CH: Personality in general. I’m an artist first. Music is one of my art mediums. We’re both artists. We’ve been creating since the day we met. So it’s using the brand we built to show off more of our skills. We’ve always wanted to do this. We want to be multimedia giants, but we’re creating our own world for it. We don’t want nobody to give it to us, because if we create it on our own, then we’re giving the people the opportunity to walk through and experience it how we want it experienced – and now they’re our support system. We don’t got to go to a bank. We don’t got to go to a label. We literally just send a message out to the people that we’ve collected through these Night Schools. And now we don’t have to worry about shit no more. We can just keep on creating the way we want to.
Finally, why did you want to put out your own brand of hot sauce?
CH: We can collab with anybody, like how Eddie Bauer or Supreme does. The Cool Kids’ brand, as soon as you bring it to us, we going to flip it the way we would do it. So we want to start the narrative that every single thing you experience, we got a version of it. Cookware, furniture, bicycle tires, Hot Wheels cars, whatever. We might do a checkerboard; we might come up with a barbecue kit with ketchup and mustard. Everything is possible.
I’ve been making sauces. This is them reaching out and asking because they were influenced by the album. I had a couple ideas of what a three-pack of a hot sauce flavor should have been, and we designed the boxes. We offered a nice cool hot sauce. We got Hot Wheels, Mikey’s clothing line, dropping all at the same time. I got a recipe book with the hot sauce. We’re just flooding the Night School experience, making people happy they came out. We’re giving people a truly amazing experience. We want to really be in your world, hot sauce and all.

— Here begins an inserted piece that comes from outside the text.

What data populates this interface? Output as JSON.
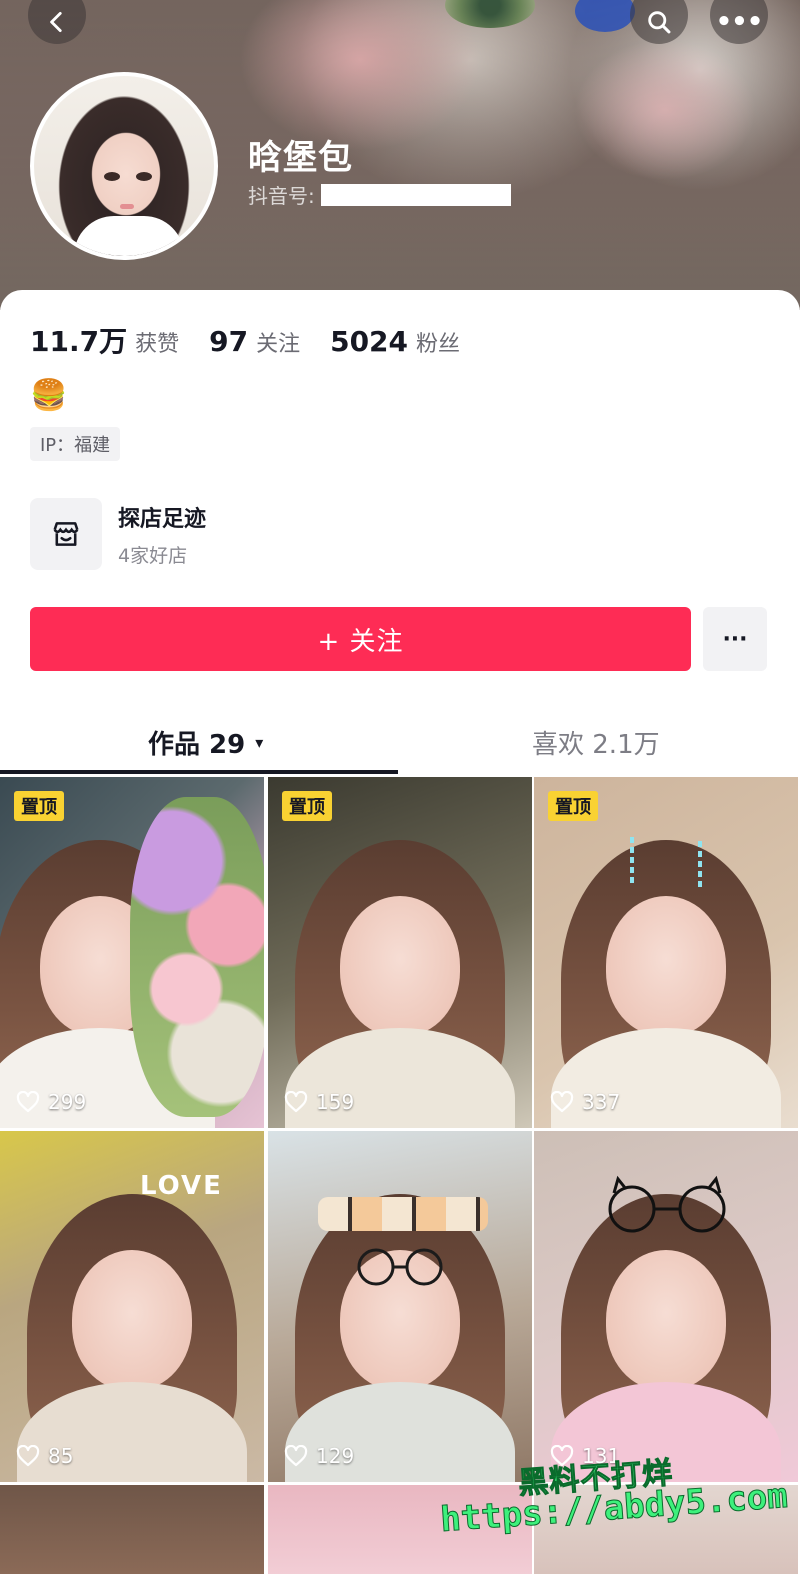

Make sure and purchase your tickets for The Cool Kids Present Night School at Thalia Hall in Chicago here.